“Because it’s there,” was George Mallory’s famous answer to a reporter asking why he wanted to climb Mount Everest. Mike Plant likely would’ve said the same thing about the oceans that cover two-thirds of the earth’s surface, which he circumnavigated—alone—three times before his untimely death in 1992. Coyote: The Mike Plant Story, an excellent new documentary directed by Plant’s nephew Thomas Simmons, tells the story of a complicated subject who, following a troubled childhood in Minnesota, finds his true home on the open water, ultimately becoming one of the best single-handed ocean racers ever. Through extensive interviews with Plant’s family and friends, plus previously unseen footage of Plant scraping together funds to get his first boat designed and built, Simmons weaves a gripping narrative of a man consistently rising to meet every obstacle—natural and man-made—head on. From winning his first race to a key moment when he chooses honor over glory, Plant remains something of an elusive figure, though that’s to be expected, given his proclivity for the solitude of a solo voyage. In the end, Plant may be best understood by another Mallory quote: “Why do we travel to remote locations? To prove our adventurous spirit or to tell stories about incredible things? We do it to be alone…and to find ourselves in a land without man.” Here, Simmons talks about Plant’s magnetism, his tunnel vision, and his legacy in the world of sailing.
Aside from the fact that he was your uncle, what pushed you to want to make the film?
I found myself going down a very straight-arrow path. I went to college and studied economics and started my career, and I sort of ran into a wall. I began questioning myself. Why am I doing this? I really wanted to do something creative, and I really wanted to take a risk. If you look at Mike’s story, we were really about the same age. I was 32, and Mike was 34 when he decided to build a boat and sail around the world. I was 32 when I had a steady job at an investment bank and I decided that I was going to take a sharp left turn and really do something that I believed in. I had no experience making films before this. I mean no experience at all.
It seems like you learned a lot from his story…
Not that Mike was always a good example to follow—he went to some dark corners—but when I decided to jump off the cliff of having a stable job, I carried Mike’s example in my pocket. Take a risk on something that really makes your heart jump.

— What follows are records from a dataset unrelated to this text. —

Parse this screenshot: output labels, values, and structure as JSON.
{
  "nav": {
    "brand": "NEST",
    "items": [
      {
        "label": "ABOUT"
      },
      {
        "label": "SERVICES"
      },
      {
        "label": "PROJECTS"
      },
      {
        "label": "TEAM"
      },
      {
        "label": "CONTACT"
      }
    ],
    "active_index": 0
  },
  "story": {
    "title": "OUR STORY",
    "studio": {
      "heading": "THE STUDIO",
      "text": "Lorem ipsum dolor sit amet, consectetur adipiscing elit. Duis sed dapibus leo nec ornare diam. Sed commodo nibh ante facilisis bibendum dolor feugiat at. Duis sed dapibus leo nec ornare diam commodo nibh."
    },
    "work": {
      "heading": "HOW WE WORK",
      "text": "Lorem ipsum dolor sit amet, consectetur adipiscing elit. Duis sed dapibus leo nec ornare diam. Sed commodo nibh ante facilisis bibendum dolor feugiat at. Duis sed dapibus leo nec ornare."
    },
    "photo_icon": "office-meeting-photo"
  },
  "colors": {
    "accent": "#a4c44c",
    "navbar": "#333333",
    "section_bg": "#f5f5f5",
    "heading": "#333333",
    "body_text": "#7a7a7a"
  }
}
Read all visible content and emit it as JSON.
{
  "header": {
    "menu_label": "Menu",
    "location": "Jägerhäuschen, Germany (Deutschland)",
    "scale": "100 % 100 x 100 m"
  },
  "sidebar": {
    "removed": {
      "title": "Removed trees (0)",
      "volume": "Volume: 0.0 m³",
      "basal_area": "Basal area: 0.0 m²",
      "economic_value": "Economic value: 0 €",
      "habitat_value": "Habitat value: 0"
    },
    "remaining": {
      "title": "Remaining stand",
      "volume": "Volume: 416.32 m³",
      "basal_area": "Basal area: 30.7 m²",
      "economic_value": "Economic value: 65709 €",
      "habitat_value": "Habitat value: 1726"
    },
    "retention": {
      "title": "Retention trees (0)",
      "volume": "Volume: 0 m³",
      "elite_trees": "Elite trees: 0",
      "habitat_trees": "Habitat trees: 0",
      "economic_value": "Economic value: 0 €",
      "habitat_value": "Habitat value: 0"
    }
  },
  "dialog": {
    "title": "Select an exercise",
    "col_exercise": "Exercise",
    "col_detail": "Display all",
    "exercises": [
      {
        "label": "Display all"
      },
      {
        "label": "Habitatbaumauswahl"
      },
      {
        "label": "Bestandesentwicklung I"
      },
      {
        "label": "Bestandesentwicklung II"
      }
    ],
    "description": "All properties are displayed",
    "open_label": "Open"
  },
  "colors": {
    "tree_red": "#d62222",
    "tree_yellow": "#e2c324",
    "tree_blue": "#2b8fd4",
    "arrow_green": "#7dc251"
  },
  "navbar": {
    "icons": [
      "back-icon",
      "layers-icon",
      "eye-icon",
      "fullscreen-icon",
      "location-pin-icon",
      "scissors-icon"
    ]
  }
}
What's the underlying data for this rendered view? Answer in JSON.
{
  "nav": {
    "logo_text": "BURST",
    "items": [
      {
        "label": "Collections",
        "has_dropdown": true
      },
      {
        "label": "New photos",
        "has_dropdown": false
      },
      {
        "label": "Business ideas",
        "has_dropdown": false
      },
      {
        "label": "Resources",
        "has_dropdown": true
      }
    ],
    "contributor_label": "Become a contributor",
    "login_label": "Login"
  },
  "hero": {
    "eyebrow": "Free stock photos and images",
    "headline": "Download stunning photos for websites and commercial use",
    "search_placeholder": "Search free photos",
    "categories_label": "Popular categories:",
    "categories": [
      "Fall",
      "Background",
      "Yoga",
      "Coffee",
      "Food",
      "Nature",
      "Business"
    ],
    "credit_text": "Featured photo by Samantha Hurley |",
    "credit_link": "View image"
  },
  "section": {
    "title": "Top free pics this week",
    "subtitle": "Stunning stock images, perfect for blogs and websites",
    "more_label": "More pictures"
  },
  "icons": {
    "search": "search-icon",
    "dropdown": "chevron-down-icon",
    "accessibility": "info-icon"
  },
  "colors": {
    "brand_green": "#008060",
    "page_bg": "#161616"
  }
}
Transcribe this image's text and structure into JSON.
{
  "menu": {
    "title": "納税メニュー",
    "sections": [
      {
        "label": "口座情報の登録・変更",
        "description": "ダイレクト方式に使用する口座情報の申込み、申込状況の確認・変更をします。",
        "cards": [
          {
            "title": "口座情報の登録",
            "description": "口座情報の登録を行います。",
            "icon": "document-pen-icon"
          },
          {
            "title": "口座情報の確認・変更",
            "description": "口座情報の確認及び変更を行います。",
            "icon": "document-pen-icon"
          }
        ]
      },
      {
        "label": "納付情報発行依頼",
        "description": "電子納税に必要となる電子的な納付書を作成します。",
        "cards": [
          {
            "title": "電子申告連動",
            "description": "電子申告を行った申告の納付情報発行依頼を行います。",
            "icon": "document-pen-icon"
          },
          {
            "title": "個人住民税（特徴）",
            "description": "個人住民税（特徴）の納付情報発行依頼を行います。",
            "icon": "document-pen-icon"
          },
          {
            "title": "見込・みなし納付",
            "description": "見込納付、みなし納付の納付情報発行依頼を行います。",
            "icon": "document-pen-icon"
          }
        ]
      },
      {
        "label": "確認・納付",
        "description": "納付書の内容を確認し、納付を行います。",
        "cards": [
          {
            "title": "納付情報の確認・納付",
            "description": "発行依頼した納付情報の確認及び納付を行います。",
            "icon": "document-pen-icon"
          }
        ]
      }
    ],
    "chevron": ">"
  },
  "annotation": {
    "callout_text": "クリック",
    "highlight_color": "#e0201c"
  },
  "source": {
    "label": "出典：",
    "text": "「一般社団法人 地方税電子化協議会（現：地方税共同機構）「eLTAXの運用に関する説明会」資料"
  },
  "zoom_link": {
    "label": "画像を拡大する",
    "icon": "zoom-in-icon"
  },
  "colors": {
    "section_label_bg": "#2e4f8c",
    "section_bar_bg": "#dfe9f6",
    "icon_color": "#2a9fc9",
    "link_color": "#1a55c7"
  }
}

Were you close with him?
He was a very guarded person. He wasn’t paying much attention to anything but his mission. I’m not trying to paint him as a bad person. He just had tunnel vision on the mission in front of him.
He fed off that. He didn’t have to rely on anyone. If he succeeded, it was because he succeeded, and if he failed, it was because he failed. I think that’s something he always fed off of. He was always kind of a lone wolf. From the time he was a young boy, all the way through.
And yet he seemed to have something magnetic about him, something that drew people in.
People definitely gravitated toward him because of the energy he had and the great big things he was setting out to do.
What do you think drew Mike to the open water?
At the end of the film when you see Mike just behind the wheel by himself, you recognize that’s the most calm you ever see him. Mike’s life in general was the coyote’s life. He was all about going solo. This was a sport that required that, but it also enabled that. He could get on that boat and nobody else could touch him. He could do it all alone. It also encompassed incredible danger, and I think Mike naturally gravitated toward that. There are people whether they are mountain climbers or extreme skiers or whatever that have a chip in their brain that really only receives satisfaction when they are pushing the envelope.
But pushing that envelope got him into some trouble…
When Mike was smuggling drugs from South America into the United States, as one of his friends says in the film, I don’t think he ever wanted to be a drug dealer; he liked the thrill of potentially getting caught. Many things he did in his life unknowingly prepared him for this sport. Whether it was hiking the length of South America by himself or navigating the dangers of going through the Athens airport with a fake passport. I think you can transfer that to why he’d want to engage in a sport, where you’re encountering pretty grave danger on a regular basis
The thing that was most impressive to me about his story was not just the physical demands of sailing solo around the world, but the mental endurance that would be required for literally months at a time. What impressed you most about his accomplishments?
That he walked into a sport that he had no real experience in, no single-handed ocean racing experience, but not only that, he built his boat with his own hands, then won his class in the first race he ever sailed. What Mike would say was the hardest part for him was not sailing around the world; the hardest part was raising the money.
If he were still alive, do you think he’d still be racing?
My opinion is that people who are wired like Mike Plant—the risk takers—don’t grow out of that. I think you just keep taking it further.
What do you think Mike’s legacy is to sailing?
I think his legacy was that he was an American pioneer. At the time of his death he was one of only five skippers that had completed three single-handed circumnavigations of the globe. And the only one who was an American.
- Photographs by Billy Black